Codependency is a term used to describe a relationship that has become entangled and dysfunctional due to the presence of an addiction. There are many manifestations of codependency, but it is generally considered a condition associated with the non-addicted person in the relationship.
First Things First
This is not technically true. If one person in a relationship is codependent, then it follows that the other is, too. However, it is widely considered far more critical for an addict to break the addiction first, by default making codependency an issue they should address farther down the road. For the codependent partner, codependency is a more immediate issue. Codependency is often described as “being addicted to another person.” While “addiction” in this case may be a bit overstated, codependent people feel seriously trapped in a downwardly spiraling dynamic.
There is no clear template for describing codependency, but you can assume it starts with compassion for the person in the relationship who turns out to be addicted to a destructive substance or behavior. The first impulse is to help the addict, which may take the form of “enabling” which means helping the addiction to continue by protecting the addict from the consequences of their addiction. This could be someone making excuses for a spouse’s drinking problem or calling an employer and telling the employer the spouse has a cold when that is untrue. It could take the form of allowing the addict to compromise the family’s finances.
Over time, the frustrations, anger, and resentment build up, but the more a codependent partner tries to help an addict, the more they feel invested in the outcome. They are trying to control something they cannot control. The more they rationalize helping the addict, the crazier it feels to continue.
Sacrificing Independence And Self Worth
Codependency has many manifestations, but the clear outcome is a lack of independence, buried anger and resentment, a sacrifice of personal values, a feeling that the craziness is building up.
Helping someone you love who struggles with addiction is a tricky business, especially when personalities, moods, and thinking become entangled together. Helping addicts absolutely confirm the notion that you cannot help others when you are not healthy and strong yourself. The cure for codependency is, in fact, learning to take care of yourself first. Make yourself the top priority of your life again.
Support, Support, Support
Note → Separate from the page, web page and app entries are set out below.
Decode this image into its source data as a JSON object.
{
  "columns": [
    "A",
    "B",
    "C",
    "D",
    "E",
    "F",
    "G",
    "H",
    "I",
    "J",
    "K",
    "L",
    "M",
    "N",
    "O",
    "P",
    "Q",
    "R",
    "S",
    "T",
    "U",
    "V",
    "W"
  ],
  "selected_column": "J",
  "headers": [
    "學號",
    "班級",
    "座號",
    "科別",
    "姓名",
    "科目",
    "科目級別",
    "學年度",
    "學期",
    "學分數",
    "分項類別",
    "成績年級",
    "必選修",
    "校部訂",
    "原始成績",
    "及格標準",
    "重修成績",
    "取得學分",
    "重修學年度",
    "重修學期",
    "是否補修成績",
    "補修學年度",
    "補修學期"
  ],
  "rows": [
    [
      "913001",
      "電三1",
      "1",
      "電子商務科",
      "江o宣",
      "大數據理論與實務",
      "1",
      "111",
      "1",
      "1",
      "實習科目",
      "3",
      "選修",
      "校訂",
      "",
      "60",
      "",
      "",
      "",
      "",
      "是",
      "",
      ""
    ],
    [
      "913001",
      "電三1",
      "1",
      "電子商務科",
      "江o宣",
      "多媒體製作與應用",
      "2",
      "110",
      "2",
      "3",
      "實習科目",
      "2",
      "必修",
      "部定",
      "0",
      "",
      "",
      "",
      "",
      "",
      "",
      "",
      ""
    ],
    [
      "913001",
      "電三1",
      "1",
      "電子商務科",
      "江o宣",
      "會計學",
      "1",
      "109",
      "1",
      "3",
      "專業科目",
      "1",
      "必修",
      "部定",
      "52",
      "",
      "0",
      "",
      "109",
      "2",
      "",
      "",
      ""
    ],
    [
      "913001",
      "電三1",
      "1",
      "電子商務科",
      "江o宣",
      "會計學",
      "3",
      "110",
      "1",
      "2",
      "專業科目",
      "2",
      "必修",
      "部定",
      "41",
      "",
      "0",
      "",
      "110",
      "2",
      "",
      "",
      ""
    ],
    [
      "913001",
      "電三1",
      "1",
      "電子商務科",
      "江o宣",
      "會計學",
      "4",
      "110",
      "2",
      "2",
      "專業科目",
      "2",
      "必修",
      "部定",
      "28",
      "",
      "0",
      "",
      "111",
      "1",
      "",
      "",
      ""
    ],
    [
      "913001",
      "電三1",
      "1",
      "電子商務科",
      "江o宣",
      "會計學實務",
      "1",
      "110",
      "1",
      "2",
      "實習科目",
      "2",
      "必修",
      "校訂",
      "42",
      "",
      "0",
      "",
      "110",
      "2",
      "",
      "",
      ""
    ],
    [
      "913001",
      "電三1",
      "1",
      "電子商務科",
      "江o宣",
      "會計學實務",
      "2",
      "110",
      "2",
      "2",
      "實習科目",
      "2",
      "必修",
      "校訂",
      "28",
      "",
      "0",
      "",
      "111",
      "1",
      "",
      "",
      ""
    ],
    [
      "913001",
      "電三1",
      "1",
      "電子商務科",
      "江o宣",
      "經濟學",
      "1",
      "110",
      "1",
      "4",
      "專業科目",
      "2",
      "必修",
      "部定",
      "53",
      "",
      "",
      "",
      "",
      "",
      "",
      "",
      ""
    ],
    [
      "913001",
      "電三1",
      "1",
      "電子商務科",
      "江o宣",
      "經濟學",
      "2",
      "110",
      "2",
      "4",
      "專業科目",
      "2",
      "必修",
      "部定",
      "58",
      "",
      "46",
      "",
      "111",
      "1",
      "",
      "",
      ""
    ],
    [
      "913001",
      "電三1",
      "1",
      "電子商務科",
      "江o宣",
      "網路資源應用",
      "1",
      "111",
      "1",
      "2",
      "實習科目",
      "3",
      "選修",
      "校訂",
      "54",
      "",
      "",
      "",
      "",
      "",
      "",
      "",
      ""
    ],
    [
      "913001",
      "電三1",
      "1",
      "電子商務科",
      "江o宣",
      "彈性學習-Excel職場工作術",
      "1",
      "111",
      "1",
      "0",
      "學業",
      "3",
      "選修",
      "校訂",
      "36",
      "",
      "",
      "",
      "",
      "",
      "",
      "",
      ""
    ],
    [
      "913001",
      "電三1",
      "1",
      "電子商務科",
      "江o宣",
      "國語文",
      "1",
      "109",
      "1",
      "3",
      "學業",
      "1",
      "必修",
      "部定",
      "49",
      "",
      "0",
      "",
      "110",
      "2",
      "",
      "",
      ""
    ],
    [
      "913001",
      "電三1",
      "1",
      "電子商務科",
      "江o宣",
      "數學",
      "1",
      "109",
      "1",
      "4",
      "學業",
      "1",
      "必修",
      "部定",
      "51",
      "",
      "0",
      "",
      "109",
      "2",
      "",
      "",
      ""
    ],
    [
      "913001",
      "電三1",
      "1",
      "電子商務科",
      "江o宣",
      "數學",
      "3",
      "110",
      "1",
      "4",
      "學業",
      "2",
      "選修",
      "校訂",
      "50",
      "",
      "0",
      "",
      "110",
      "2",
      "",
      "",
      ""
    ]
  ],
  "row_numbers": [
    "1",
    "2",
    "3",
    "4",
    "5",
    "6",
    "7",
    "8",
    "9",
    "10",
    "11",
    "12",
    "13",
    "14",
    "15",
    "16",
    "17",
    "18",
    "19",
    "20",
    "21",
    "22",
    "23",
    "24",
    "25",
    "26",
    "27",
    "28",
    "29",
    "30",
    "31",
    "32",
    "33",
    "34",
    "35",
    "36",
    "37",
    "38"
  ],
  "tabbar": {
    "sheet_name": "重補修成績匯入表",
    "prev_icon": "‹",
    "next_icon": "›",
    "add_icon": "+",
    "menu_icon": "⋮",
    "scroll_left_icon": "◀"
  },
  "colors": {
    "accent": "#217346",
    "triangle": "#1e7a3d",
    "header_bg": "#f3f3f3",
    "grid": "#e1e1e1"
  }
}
Support groups, therapy and a wide offering of self-help books can help partners struggling with codependency issues. But don’t try to tackle codependency on your own. Combining the books with support groups or therapy will allow you to expand your personal support system and end feelings of isolation.